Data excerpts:
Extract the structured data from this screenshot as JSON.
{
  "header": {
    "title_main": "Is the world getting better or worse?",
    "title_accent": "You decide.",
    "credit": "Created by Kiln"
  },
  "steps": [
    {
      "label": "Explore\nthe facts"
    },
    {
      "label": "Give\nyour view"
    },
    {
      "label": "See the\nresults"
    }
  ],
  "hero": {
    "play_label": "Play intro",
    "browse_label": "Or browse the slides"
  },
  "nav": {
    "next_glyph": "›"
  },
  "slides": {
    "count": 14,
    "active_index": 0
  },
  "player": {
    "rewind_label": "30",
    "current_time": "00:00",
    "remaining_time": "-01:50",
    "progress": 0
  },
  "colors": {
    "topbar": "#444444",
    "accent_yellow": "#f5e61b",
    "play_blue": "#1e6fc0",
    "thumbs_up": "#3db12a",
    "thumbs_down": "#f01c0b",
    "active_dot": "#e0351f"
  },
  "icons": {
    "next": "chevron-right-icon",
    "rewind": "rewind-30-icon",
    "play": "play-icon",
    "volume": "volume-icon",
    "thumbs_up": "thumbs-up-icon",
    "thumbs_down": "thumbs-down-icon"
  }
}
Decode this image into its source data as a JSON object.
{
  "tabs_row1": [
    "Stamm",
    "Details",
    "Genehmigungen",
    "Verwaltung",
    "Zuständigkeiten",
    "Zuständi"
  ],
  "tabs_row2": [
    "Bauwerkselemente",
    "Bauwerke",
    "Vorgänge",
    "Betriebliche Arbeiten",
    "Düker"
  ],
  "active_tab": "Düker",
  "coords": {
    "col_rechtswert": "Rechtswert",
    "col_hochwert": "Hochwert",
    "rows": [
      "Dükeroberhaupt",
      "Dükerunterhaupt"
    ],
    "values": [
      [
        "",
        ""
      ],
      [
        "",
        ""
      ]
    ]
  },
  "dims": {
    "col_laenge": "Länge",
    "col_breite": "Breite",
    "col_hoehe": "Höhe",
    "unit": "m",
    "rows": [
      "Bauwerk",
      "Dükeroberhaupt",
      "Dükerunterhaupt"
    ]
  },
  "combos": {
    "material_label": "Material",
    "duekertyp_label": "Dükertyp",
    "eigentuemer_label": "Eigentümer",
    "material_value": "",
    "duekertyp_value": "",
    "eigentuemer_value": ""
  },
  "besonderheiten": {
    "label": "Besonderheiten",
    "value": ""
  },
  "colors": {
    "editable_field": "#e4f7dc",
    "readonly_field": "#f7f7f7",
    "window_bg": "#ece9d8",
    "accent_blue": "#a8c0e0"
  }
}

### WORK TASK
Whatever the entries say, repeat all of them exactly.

### SOLUTION BELOW
Extract the structured data from this screenshot as JSON.
{
  "header": {
    "title_main": "Is the world getting better or worse?",
    "title_accent": "You decide.",
    "credit": "Created by Kiln"
  },
  "steps": [
    {
      "label": "Explore\nthe facts"
    },
    {
      "label": "Give\nyour view"
    },
    {
      "label": "See the\nresults"
    }
  ],
  "hero": {
    "play_label": "Play intro",
    "browse_label": "Or browse the slides"
  },
  "nav": {
    "next_glyph": "›"
  },
  "slides": {
    "count": 14,
    "active_index": 0
  },
  "player": {
    "rewind_label": "30",
    "current_time": "00:00",
    "remaining_time": "-01:50",
    "progress": 0
  },
  "colors": {
    "topbar": "#444444",
    "accent_yellow": "#f5e61b",
    "play_blue": "#1e6fc0",
    "thumbs_up": "#3db12a",
    "thumbs_down": "#f01c0b",
    "active_dot": "#e0351f"
  },
  "icons": {
    "next": "chevron-right-icon",
    "rewind": "rewind-30-icon",
    "play": "play-icon",
    "volume": "volume-icon",
    "thumbs_up": "thumbs-up-icon",
    "thumbs_down": "thumbs-down-icon"
  }
}
Decode this image into its source data as a JSON object.
{
  "tabs_row1": [
    "Stamm",
    "Details",
    "Genehmigungen",
    "Verwaltung",
    "Zuständigkeiten",
    "Zuständi"
  ],
  "tabs_row2": [
    "Bauwerkselemente",
    "Bauwerke",
    "Vorgänge",
    "Betriebliche Arbeiten",
    "Düker"
  ],
  "active_tab": "Düker",
  "coords": {
    "col_rechtswert": "Rechtswert",
    "col_hochwert": "Hochwert",
    "rows": [
      "Dükeroberhaupt",
      "Dükerunterhaupt"
    ],
    "values": [
      [
        "",
        ""
      ],
      [
        "",
        ""
      ]
    ]
  },
  "dims": {
    "col_laenge": "Länge",
    "col_breite": "Breite",
    "col_hoehe": "Höhe",
    "unit": "m",
    "rows": [
      "Bauwerk",
      "Dükeroberhaupt",
      "Dükerunterhaupt"
    ]
  },
  "combos": {
    "material_label": "Material",
    "duekertyp_label": "Dükertyp",
    "eigentuemer_label": "Eigentümer",
    "material_value": "",
    "duekertyp_value": "",
    "eigentuemer_value": ""
  },
  "besonderheiten": {
    "label": "Besonderheiten",
    "value": ""
  },
  "colors": {
    "editable_field": "#e4f7dc",
    "readonly_field": "#f7f7f7",
    "window_bg": "#ece9d8",
    "accent_blue": "#a8c0e0"
  }
}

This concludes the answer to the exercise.